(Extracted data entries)
■ ■ ■ ■ ■ ■ ■

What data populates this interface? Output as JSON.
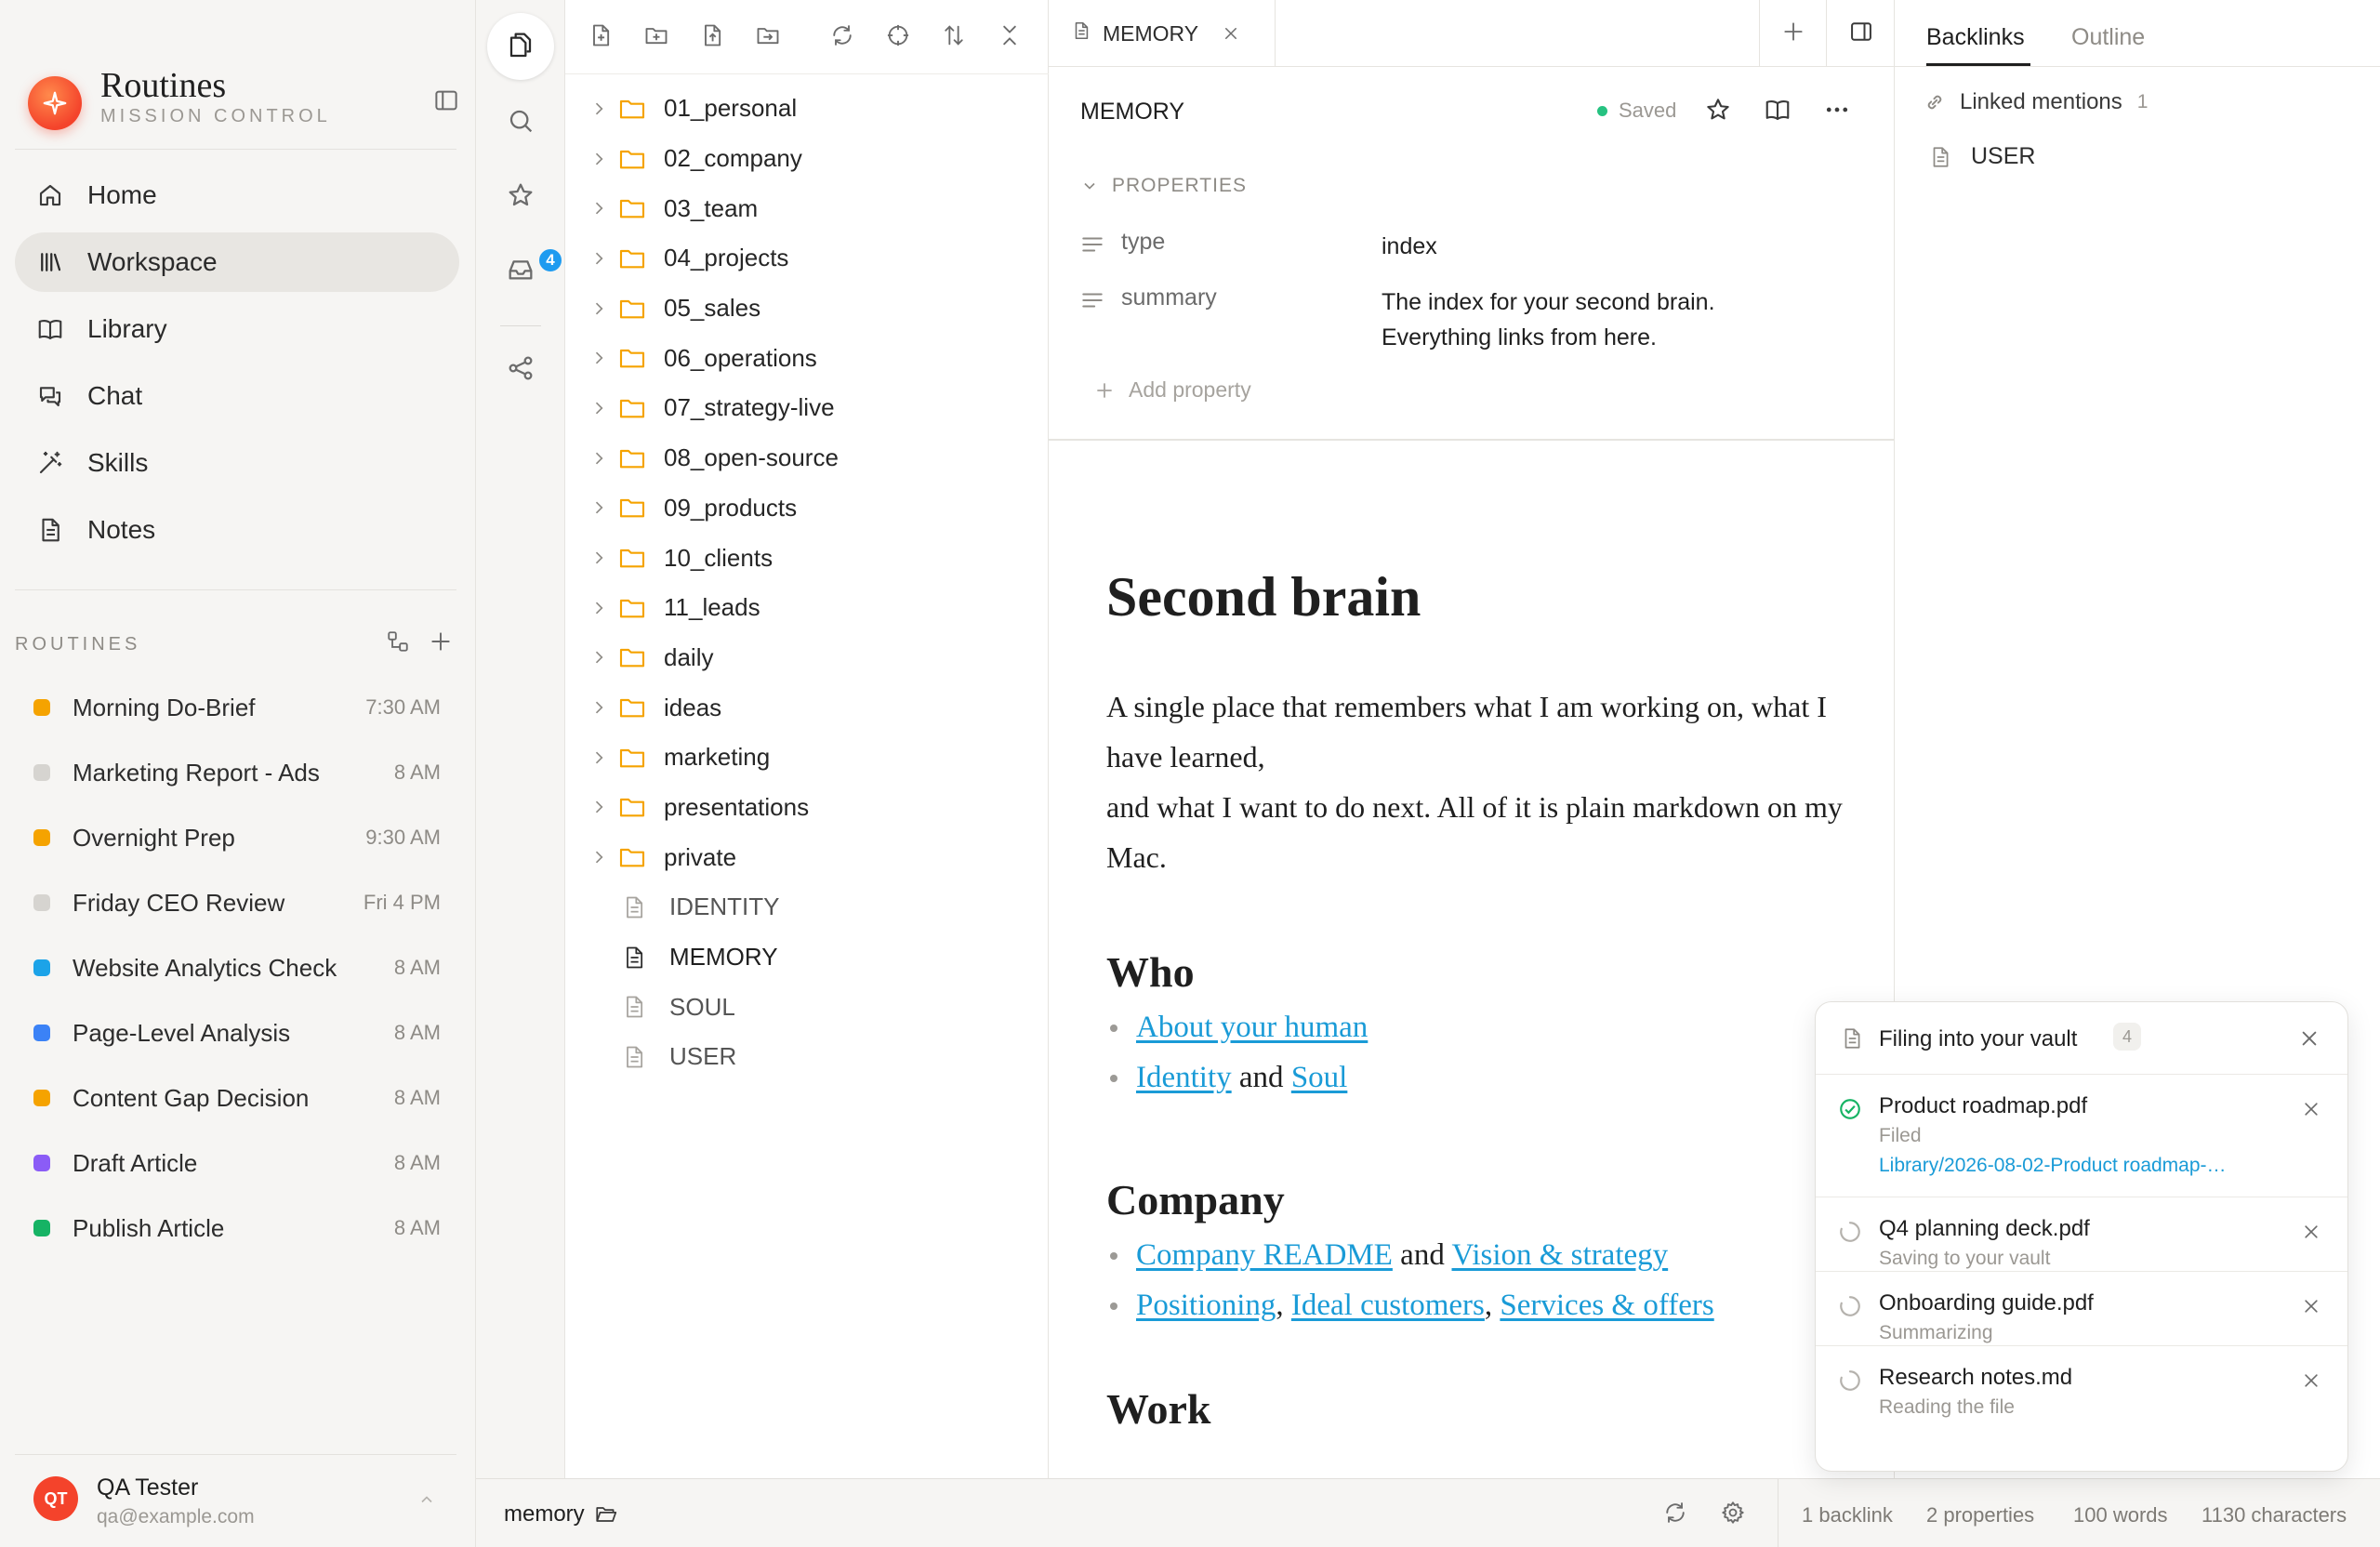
{
  "brand": {
    "title": "Routines",
    "subtitle": "MISSION CONTROL"
  },
  "nav": [
    {
      "label": "Home",
      "icon": "home-icon"
    },
    {
      "label": "Workspace",
      "icon": "library-icon",
      "active": true
    },
    {
      "label": "Library",
      "icon": "book-icon"
    },
    {
      "label": "Chat",
      "icon": "chat-icon"
    },
    {
      "label": "Skills",
      "icon": "wand-icon"
    },
    {
      "label": "Notes",
      "icon": "note-icon"
    }
  ],
  "routines": {
    "heading": "ROUTINES",
    "items": [
      {
        "name": "Morning Do-Brief",
        "time": "7:30 AM",
        "color": "#f5a300"
      },
      {
        "name": "Marketing Report - Ads",
        "time": "8 AM",
        "color": "#d6d4d0"
      },
      {
        "name": "Overnight Prep",
        "time": "9:30 AM",
        "color": "#f5a300"
      },
      {
        "name": "Friday CEO Review",
        "time": "Fri 4 PM",
        "color": "#d6d4d0"
      },
      {
        "name": "Website Analytics Check",
        "time": "8 AM",
        "color": "#1ca3e8"
      },
      {
        "name": "Page-Level Analysis",
        "time": "8 AM",
        "color": "#3b82f6"
      },
      {
        "name": "Content Gap Decision",
        "time": "8 AM",
        "color": "#f5a300"
      },
      {
        "name": "Draft Article",
        "time": "8 AM",
        "color": "#8b5cf6"
      },
      {
        "name": "Publish Article",
        "time": "8 AM",
        "color": "#16b364"
      }
    ]
  },
  "user": {
    "initials": "QT",
    "name": "QA Tester",
    "email": "qa@example.com"
  },
  "rail": {
    "inbox_badge": "4"
  },
  "tree": {
    "folders": [
      "01_personal",
      "02_company",
      "03_team",
      "04_projects",
      "05_sales",
      "06_operations",
      "07_strategy-live",
      "08_open-source",
      "09_products",
      "10_clients",
      "11_leads",
      "daily",
      "ideas",
      "marketing",
      "presentations",
      "private"
    ],
    "files": [
      "IDENTITY",
      "MEMORY",
      "SOUL",
      "USER"
    ],
    "current_file": "MEMORY"
  },
  "editor": {
    "tab_label": "MEMORY",
    "doc_title": "MEMORY",
    "saved_label": "Saved",
    "properties": {
      "heading": "PROPERTIES",
      "items": [
        {
          "key": "type",
          "value": "index"
        },
        {
          "key": "summary",
          "value_line1": "The index for your second brain.",
          "value_line2": "Everything links from here."
        }
      ],
      "add_label": "Add property"
    },
    "content": {
      "h1": "Second brain",
      "intro_line1": "A single place that remembers what I am working on, what I have learned,",
      "intro_line2": "and what I want to do next. All of it is plain markdown on my Mac.",
      "who": {
        "heading": "Who",
        "link1": "About your human",
        "link2": "Identity",
        "and": "and",
        "link3": "Soul"
      },
      "company": {
        "heading": "Company",
        "link1": "Company README",
        "and": "and",
        "link2": "Vision & strategy",
        "link3": "Positioning",
        "link4": "Ideal customers",
        "link5": "Services & offers",
        "comma": ","
      },
      "work_heading": "Work"
    }
  },
  "right_panel": {
    "tabs": [
      "Backlinks",
      "Outline"
    ],
    "linked_mentions": "Linked mentions",
    "linked_count": "1",
    "backlinks": [
      "USER"
    ]
  },
  "status_bar": {
    "path": "memory",
    "backlinks": "1 backlink",
    "properties": "2 properties",
    "words": "100 words",
    "characters": "1130 characters"
  },
  "toast": {
    "title": "Filing into your vault",
    "count": "4",
    "jobs": [
      {
        "name": "Product roadmap.pdf",
        "status": "Filed",
        "link": "Library/2026-08-02-Product roadmap-…",
        "done": true
      },
      {
        "name": "Q4 planning deck.pdf",
        "status": "Saving to your vault"
      },
      {
        "name": "Onboarding guide.pdf",
        "status": "Summarizing"
      },
      {
        "name": "Research notes.md",
        "status": "Reading the file"
      }
    ]
  }
}
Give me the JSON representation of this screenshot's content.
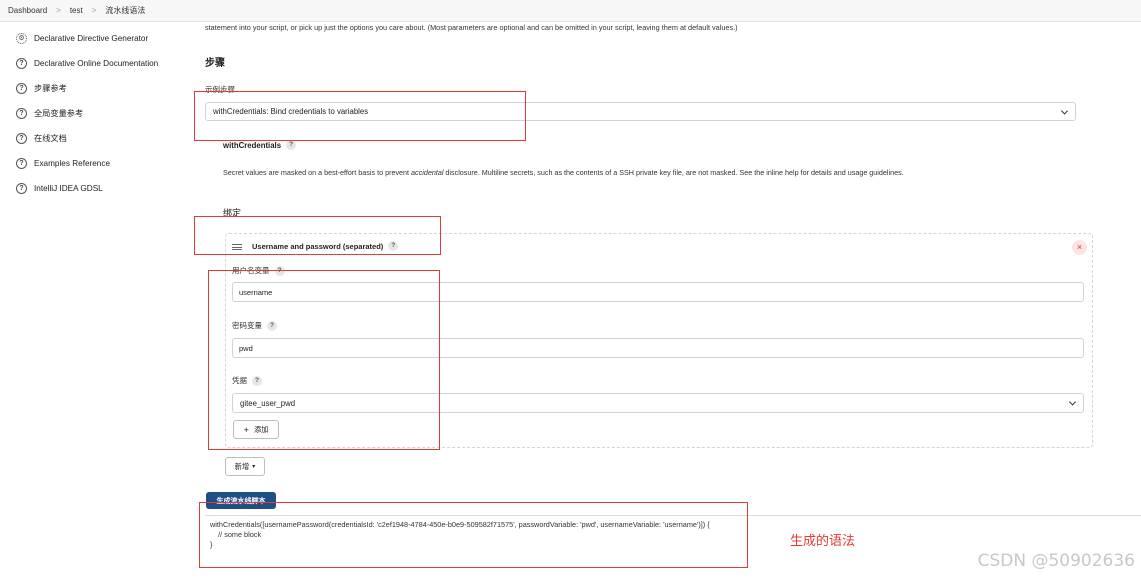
{
  "breadcrumb": [
    "Dashboard",
    "test",
    "流水线语法"
  ],
  "sidebar": {
    "items": [
      {
        "label": "Declarative Directive Generator",
        "icon": "gear-icon"
      },
      {
        "label": "Declarative Online Documentation",
        "icon": "help-icon"
      },
      {
        "label": "步骤参考",
        "icon": "help-icon"
      },
      {
        "label": "全局变量参考",
        "icon": "help-icon"
      },
      {
        "label": "在线文档",
        "icon": "help-icon"
      },
      {
        "label": "Examples Reference",
        "icon": "help-icon"
      },
      {
        "label": "IntelliJ IDEA GDSL",
        "icon": "help-icon"
      }
    ]
  },
  "main": {
    "intro_text": "statement into your script, or pick up just the options you care about. (Most parameters are optional and can be omitted in your script, leaving them at default values.)",
    "steps_heading": "步骤",
    "sample_step_label": "示例步骤",
    "sample_step_value": "withCredentials: Bind credentials to variables",
    "with_credentials_title": "withCredentials",
    "description": "Secret values are masked on a best-effort basis to prevent accidental disclosure. Multiline secrets, such as the contents of a SSH private key file, are not masked. See the inline help for details and usage guidelines.",
    "description_emph": "accidental",
    "bindings_heading": "绑定",
    "binding": {
      "title": "Username and password (separated)",
      "username_var_label": "用户名变量",
      "username_var_value": "username",
      "password_var_label": "密码变量",
      "password_var_value": "pwd",
      "credentials_label": "凭据",
      "credentials_value": "gitee_user_pwd",
      "add_button": "添加",
      "delete_glyph": "×"
    },
    "new_binding_button": "新增",
    "generate_button": "生成流水线脚本",
    "generated_code": [
      "withCredentials([usernamePassword(credentialsId: 'c2ef1948-4784-450e-b0e9-509582f71575', passwordVariable: 'pwd', usernameVariable: 'username')]) {",
      "    // some block",
      "}"
    ]
  },
  "annotation": {
    "text": "生成的语法",
    "color": "#e53935"
  },
  "watermark": "CSDN @50902636",
  "colors": {
    "primary_button": "#1f4f86",
    "annotation_red": "#e53935"
  }
}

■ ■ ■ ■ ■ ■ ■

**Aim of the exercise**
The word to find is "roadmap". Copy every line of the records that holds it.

**Solution to this problem**
        "name": "Product roadmap.pdf",
        "link": "Library/2026-08-02-Product roadmap-…",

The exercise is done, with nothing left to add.